The Charlotte county commissioner Chris Constance told US broadcaster CNN: “Unfortunately, we do have six confirmed fatalities at this time. We have all of our crews out now, assessing damage, doing search and rescue. It’s the biggest catastrophe I have ever seen in my lifetime,”

Mr Biden declared a major disaster in parts of Florida due to the impact of the hurricane Ian, opening the way for several areas to receive federal aid.

He said his designation of Florida as a major disaster area would allow residents of affected areas to request up to $37,900 (€38,700) toward home repairs and another $37,900 for loss of items such as cars or other personal property.
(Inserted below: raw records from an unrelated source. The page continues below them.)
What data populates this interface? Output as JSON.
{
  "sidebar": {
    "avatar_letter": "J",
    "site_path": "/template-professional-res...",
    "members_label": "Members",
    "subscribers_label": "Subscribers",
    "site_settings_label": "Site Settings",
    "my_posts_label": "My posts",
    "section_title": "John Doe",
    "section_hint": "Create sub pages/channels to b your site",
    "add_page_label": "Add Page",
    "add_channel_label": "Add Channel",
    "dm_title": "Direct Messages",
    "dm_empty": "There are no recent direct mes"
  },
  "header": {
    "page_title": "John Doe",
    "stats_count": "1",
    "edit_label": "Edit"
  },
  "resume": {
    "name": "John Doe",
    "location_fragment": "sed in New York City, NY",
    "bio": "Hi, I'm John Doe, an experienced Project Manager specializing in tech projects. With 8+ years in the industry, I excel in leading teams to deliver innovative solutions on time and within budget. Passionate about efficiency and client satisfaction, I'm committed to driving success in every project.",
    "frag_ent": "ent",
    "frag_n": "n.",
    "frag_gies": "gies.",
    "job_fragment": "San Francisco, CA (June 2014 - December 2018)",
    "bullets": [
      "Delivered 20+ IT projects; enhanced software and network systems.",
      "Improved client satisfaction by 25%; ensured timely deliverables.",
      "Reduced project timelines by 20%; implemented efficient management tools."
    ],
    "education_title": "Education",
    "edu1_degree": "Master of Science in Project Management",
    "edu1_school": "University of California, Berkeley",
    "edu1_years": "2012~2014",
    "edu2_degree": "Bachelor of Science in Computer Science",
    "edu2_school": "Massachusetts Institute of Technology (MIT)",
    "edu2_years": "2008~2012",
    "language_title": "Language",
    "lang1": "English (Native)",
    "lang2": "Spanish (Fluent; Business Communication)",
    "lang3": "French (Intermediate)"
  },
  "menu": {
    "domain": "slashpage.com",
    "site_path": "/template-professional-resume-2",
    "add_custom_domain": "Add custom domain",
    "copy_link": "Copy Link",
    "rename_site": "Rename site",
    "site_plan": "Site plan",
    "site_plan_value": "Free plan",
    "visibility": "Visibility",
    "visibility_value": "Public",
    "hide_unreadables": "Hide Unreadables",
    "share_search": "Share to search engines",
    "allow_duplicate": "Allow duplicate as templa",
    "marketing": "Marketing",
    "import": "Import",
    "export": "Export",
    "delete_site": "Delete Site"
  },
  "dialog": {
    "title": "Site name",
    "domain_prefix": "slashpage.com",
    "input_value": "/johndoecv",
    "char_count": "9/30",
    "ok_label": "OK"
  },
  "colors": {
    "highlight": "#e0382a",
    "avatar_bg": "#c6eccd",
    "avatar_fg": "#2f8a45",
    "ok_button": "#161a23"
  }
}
He said four shelters had had to be evacuated due to structural damage sustained during the hurricane, and there was no running water in much of the county.

Among the areas worst affected by the storm were the cities of Fort Myers and Naples as well as barrier islands such as Sanibel.

Florida governor Ron DeSantis said Sanibel on the south west coast “got hit with really biblical storm surge”.

“And it washed away roads. It washed away structures”, he said.

Part of the only bridge linking the island to the mainland was swept away by the hurricane. Mr DeSantis said Sanibel causeway and Pine Island bridge were “not passable and they are going to require structural re-builds”.

A 20m (65 foot) section of the bridge was reported to have broken off and fallen into the Gulf of Mexico.

The roof of a hospital intensive care unit in Port Charlotte in the south west of the state was torn off by the hurricane.

Mr De Santis said on Thursday morning that in some areas there had been significant damage to electricity infrastructure. He said two counties, Charlotte and Lee in south west Florida, were “basically off the grid at the moment”.

“Charlotte and Lee reconnects are going to likely have to be re-building of that infrastructure. Crews are on their way down right now, but that is going to be more than just connecting a power line back to a pole.”

Apart from storm surges in areas close to the coast, other locations across the state were affected by flooding caused by torrential rain with more than 50cm (20 inches) falling in some parts.

Ian was downgraded to a tropical storm on Thursday morning having hit the west coast of Florida as a category 4 hurricane on Wednesday afternoon, bringing winds of nearly 250km/h (150mph) and life-threatening storm surges.

The storm was expected to head out over the Atlantic Ocean after crossing across Florida. However, there are fears it could intensify again before it makes landfall in Georgia or South Carolina at the weekend.

Martin Wall

Martin Wall

Martin Wall is Washington Correspondent of The Irish Times. He was previously industry correspondent